  1. Content Marketing

Content is king. Despite how many times you hear this phrase rehashed on the Internet, it holds true. This goes double for the hospitality industry whose modus operandi for awhile now was outbound, intrusive advertising. People no longer seek that – they want to connect with your brand and its services by fostering trust.

This trust can only be garnered when you engage your consumers in a more meaningful manner, by adding value to their lives, which is exactly what content marketing is all about. Blogs, videos, newsletters and the whole gamut of content that revolves around extracting the right information and sending it across to the right audience will be a game changer for your marketing strategy.

While I have covered these marketing tools in a cursory manner, each tool has its own intricacies that I hope to explore individually in future articles. For now, just remember that each of these tools should be factored in when creating your marketing strategy. They must receive due consideration and used intelligently to tap into your audience. With time, your efforts will pay off and you will be able to build a rock solid marketing strategy that will yield consistent results for your brand.

Ram Gupta, the author is a hotel management graduate from India and Germany; He is a certified Hotel Administrator from U.S. and MIH from U.K. He has over 40 years of sound experience in the Hospitality, real estate industry in India, Dubai, U.K, Europe and Japan and is well versed with all areas of business including acquisitions, mergers, joint ventures, diversification, strategic planning, development and operations. He has been associated with over two dozen luxury and boutique hotel projects and has launched two hotel chains in India.
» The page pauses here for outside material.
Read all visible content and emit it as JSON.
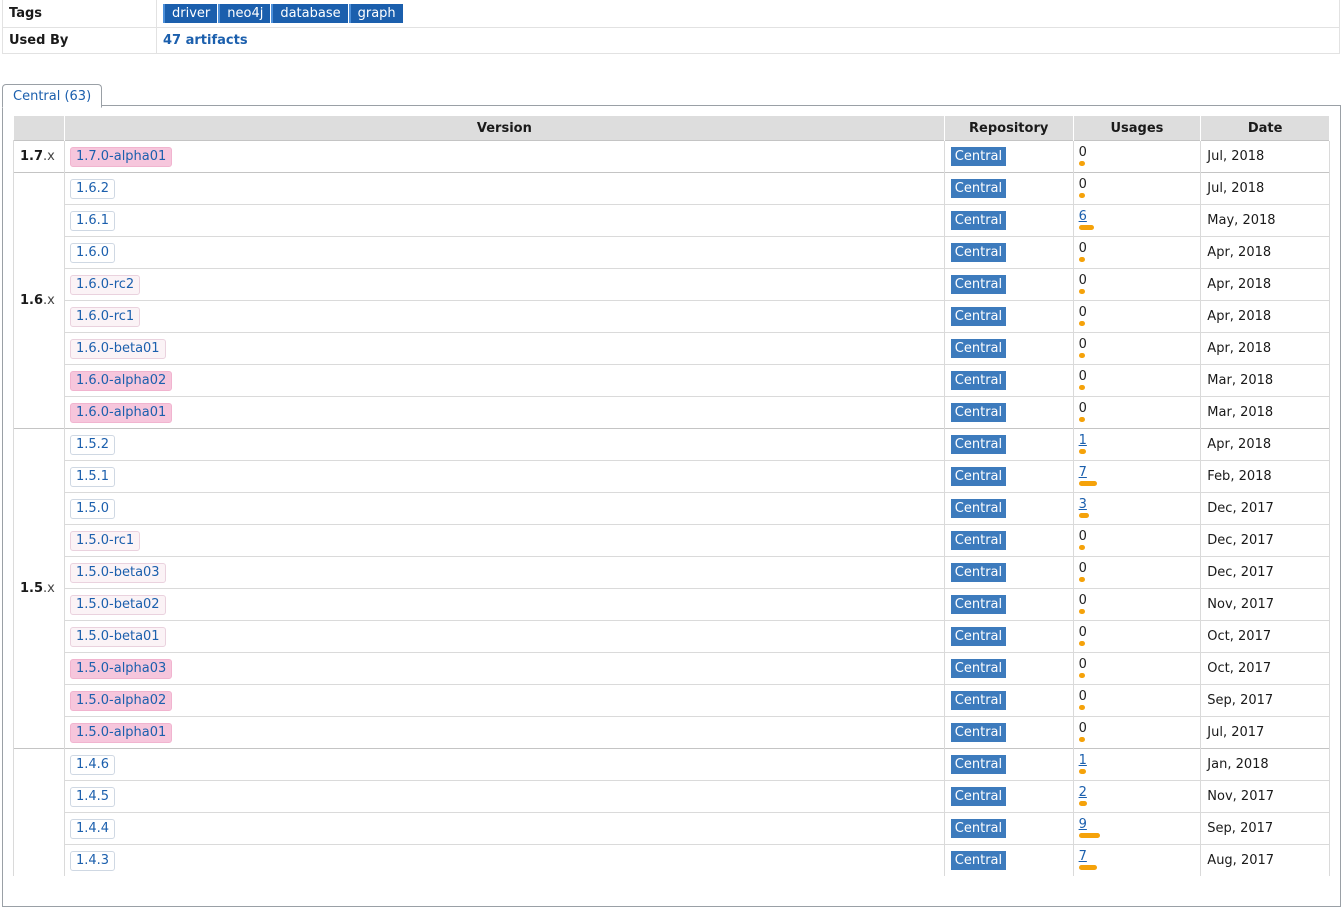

He is currently an independent hotel consultant and could be contacted at Website: